Entries from a dataset of interfaces:
---+---

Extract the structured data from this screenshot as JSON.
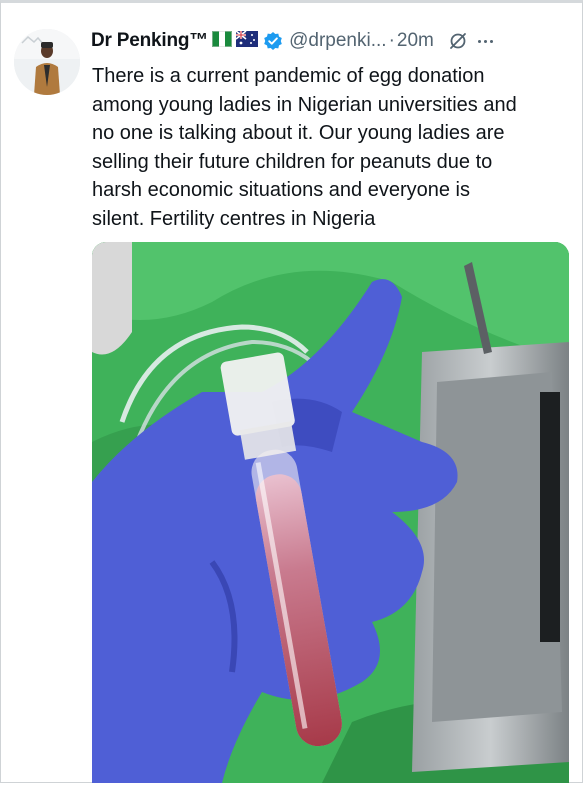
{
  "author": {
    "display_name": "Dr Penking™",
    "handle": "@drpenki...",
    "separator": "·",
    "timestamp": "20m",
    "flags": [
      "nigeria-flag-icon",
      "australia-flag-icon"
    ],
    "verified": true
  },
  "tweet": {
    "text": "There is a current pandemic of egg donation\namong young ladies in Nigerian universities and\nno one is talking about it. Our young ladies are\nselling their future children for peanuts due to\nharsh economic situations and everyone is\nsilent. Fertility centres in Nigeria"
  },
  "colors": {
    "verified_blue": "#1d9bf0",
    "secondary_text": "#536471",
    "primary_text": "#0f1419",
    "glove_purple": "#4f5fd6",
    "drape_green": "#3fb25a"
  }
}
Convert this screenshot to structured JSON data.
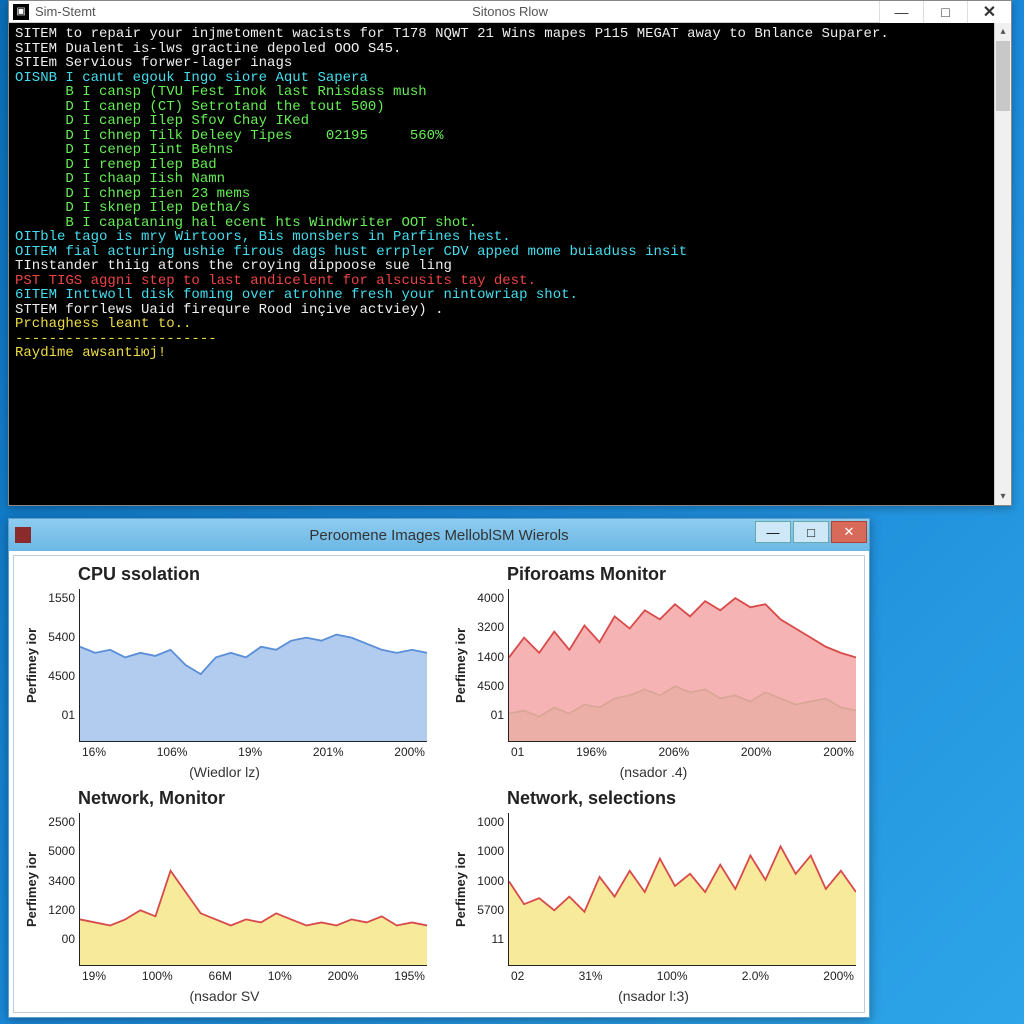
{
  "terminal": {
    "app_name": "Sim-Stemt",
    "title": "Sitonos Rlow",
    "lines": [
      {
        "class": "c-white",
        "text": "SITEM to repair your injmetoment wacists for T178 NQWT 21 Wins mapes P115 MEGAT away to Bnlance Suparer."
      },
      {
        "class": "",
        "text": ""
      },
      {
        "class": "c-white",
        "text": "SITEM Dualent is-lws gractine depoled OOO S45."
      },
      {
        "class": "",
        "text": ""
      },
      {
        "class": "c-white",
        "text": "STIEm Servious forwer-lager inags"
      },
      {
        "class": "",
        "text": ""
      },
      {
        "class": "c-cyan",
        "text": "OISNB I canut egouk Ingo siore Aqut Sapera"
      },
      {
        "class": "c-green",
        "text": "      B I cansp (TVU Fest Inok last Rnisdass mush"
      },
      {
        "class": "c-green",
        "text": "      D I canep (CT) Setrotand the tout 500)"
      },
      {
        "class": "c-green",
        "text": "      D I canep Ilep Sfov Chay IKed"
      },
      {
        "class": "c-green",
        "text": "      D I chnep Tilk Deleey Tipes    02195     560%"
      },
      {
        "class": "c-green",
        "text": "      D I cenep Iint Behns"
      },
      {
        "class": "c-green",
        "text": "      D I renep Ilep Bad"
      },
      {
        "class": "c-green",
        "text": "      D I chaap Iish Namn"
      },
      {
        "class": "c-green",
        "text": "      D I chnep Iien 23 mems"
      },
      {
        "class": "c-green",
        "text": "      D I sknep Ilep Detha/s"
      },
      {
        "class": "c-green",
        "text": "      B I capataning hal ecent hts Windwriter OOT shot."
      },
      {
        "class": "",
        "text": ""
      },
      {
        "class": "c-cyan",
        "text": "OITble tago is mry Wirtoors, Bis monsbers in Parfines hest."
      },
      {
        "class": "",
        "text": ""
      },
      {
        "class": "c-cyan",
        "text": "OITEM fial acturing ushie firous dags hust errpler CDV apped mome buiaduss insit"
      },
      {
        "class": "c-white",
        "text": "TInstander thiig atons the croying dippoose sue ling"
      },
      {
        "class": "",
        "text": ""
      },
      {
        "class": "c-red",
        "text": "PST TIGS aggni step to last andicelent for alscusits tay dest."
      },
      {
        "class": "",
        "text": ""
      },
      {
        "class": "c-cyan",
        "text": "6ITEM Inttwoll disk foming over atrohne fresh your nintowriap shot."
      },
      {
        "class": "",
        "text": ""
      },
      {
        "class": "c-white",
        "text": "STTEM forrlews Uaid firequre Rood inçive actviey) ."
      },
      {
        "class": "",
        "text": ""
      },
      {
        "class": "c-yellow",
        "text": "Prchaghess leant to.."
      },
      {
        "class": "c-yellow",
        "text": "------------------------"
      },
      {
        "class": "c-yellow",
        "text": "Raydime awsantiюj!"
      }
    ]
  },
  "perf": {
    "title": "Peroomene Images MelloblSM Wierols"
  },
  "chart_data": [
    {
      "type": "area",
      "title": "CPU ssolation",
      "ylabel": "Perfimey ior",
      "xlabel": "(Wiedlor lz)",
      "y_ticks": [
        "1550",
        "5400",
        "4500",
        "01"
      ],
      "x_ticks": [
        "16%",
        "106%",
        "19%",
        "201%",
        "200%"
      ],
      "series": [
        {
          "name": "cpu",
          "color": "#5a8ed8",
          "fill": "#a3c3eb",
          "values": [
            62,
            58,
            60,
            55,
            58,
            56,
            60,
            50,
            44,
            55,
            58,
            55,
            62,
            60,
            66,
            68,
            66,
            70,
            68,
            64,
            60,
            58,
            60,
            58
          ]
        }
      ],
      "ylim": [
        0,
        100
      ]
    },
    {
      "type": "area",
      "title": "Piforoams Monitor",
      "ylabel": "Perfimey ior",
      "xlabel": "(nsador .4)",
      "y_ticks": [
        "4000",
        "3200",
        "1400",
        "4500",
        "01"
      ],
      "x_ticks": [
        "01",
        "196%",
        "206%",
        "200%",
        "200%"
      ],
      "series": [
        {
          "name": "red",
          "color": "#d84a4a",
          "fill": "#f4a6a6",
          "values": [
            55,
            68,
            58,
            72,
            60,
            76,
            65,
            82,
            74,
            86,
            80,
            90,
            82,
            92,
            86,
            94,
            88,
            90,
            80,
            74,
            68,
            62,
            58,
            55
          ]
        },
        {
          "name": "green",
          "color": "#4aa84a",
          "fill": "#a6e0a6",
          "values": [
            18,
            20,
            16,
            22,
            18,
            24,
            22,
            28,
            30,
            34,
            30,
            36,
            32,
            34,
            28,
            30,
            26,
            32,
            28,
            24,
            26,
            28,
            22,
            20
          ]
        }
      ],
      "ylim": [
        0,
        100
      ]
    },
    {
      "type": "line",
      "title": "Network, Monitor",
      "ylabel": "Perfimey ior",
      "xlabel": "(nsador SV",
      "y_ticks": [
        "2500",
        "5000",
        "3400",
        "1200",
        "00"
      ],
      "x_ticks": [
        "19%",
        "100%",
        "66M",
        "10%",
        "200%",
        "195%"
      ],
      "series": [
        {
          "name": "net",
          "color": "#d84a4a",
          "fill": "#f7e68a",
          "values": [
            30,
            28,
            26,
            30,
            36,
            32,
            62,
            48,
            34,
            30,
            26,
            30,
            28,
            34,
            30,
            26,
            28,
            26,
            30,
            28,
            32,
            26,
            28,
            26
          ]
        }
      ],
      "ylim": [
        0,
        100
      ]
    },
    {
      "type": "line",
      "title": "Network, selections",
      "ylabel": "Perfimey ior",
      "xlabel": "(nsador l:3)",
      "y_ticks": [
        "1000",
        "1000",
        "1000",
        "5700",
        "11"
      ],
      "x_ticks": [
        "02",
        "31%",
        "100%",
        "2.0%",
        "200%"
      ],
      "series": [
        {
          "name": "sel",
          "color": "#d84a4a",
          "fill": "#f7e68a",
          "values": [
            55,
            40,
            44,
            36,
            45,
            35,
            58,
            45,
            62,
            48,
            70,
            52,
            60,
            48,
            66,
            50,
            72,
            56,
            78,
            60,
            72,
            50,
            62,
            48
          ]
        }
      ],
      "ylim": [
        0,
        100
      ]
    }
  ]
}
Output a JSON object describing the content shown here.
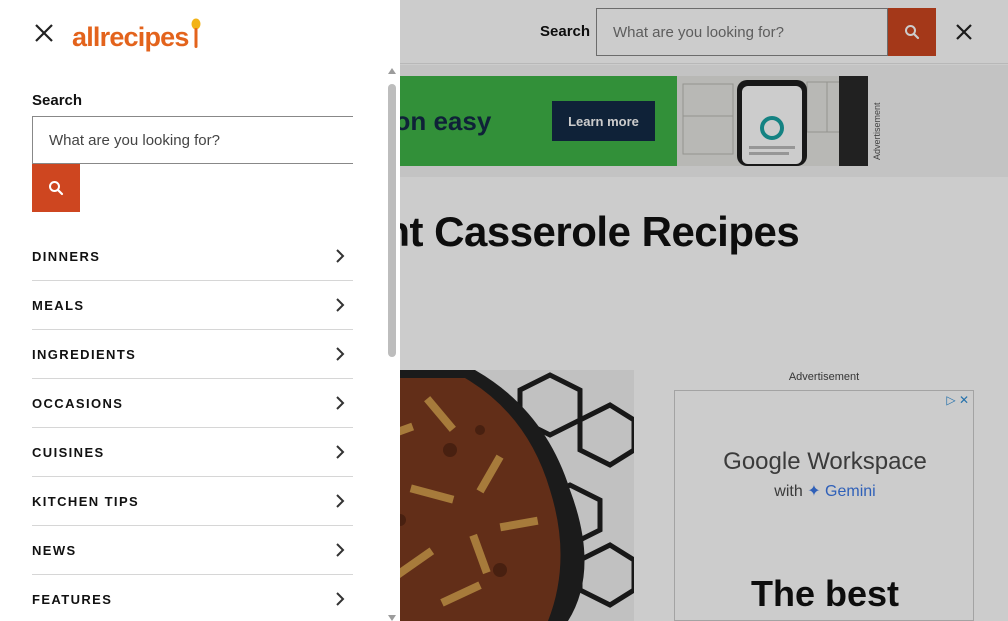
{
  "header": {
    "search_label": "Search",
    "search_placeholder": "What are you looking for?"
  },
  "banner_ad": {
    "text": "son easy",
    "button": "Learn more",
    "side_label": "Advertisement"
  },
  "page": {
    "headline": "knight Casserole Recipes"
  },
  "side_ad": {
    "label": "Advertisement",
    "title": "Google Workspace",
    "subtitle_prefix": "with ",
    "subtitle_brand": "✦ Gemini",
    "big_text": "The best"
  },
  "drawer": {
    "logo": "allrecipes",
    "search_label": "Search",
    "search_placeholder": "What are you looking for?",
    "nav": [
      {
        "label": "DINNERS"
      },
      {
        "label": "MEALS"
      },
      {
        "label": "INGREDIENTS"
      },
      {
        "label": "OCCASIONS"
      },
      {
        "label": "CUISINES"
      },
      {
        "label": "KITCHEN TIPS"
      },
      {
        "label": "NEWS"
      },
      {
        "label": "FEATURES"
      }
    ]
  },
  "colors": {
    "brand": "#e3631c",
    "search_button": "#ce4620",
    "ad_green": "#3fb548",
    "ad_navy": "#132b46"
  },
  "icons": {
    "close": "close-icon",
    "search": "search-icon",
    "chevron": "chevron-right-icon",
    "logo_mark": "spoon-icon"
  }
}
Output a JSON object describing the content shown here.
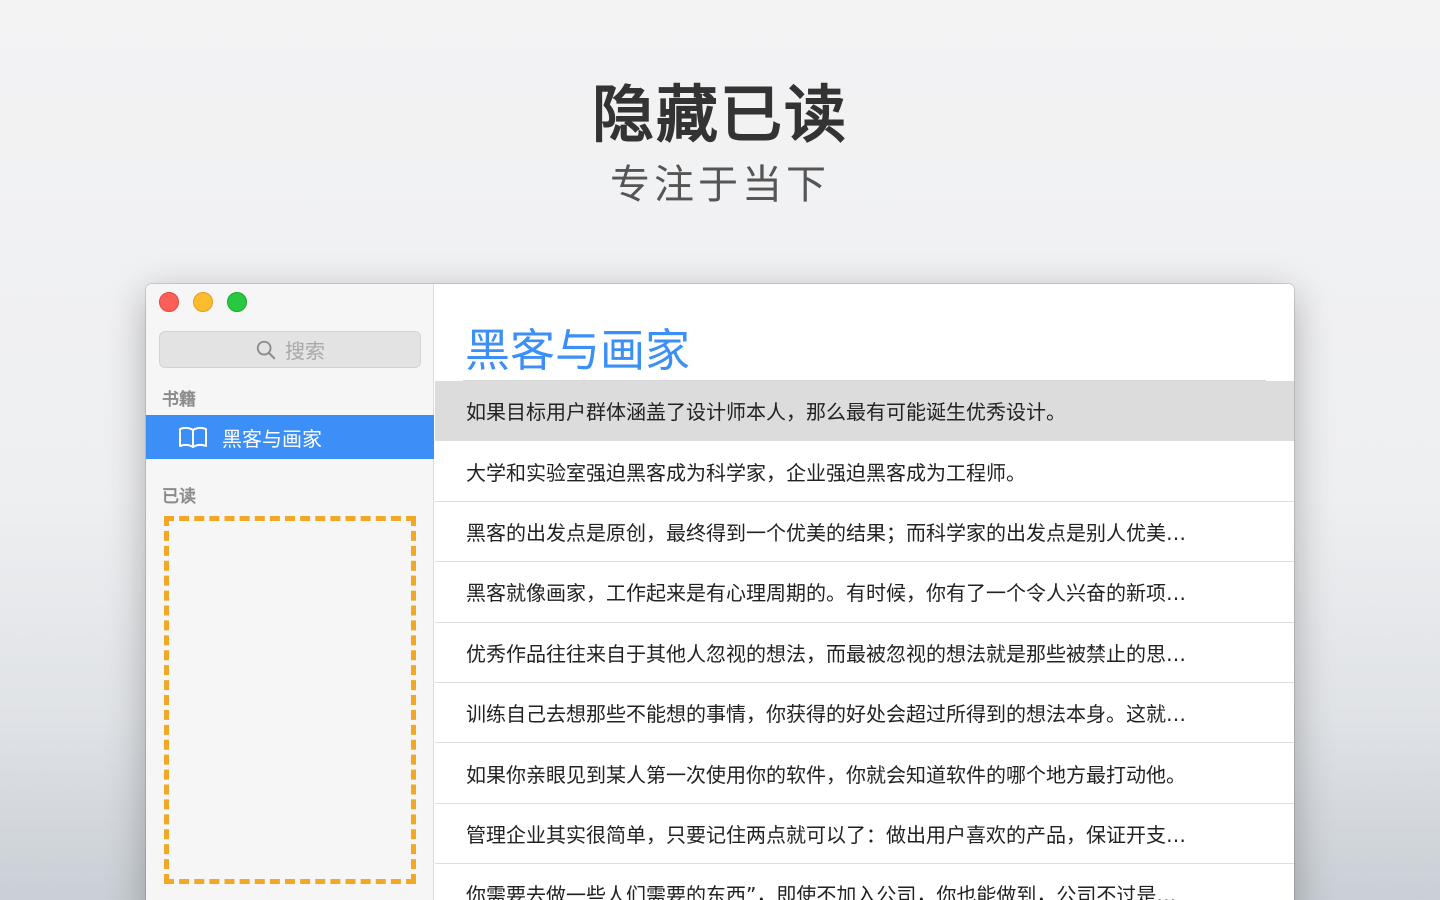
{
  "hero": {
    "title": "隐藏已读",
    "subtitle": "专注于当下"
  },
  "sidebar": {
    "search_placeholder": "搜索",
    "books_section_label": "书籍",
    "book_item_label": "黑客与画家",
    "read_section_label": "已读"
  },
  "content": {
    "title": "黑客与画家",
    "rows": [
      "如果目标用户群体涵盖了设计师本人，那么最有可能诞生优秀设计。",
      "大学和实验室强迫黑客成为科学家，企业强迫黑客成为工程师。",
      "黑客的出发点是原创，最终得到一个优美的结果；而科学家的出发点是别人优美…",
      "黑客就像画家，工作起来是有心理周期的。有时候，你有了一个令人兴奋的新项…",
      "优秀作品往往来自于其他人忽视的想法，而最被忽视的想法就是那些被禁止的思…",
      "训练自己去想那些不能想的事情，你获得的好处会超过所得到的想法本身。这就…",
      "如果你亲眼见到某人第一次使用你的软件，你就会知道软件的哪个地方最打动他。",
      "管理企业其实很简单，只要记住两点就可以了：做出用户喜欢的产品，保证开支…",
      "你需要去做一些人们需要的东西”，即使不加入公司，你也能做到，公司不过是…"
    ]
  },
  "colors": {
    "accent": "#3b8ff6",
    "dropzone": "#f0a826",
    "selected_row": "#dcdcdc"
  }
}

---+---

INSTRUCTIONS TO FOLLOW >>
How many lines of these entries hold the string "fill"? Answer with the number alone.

FINAL ANSWER >>
5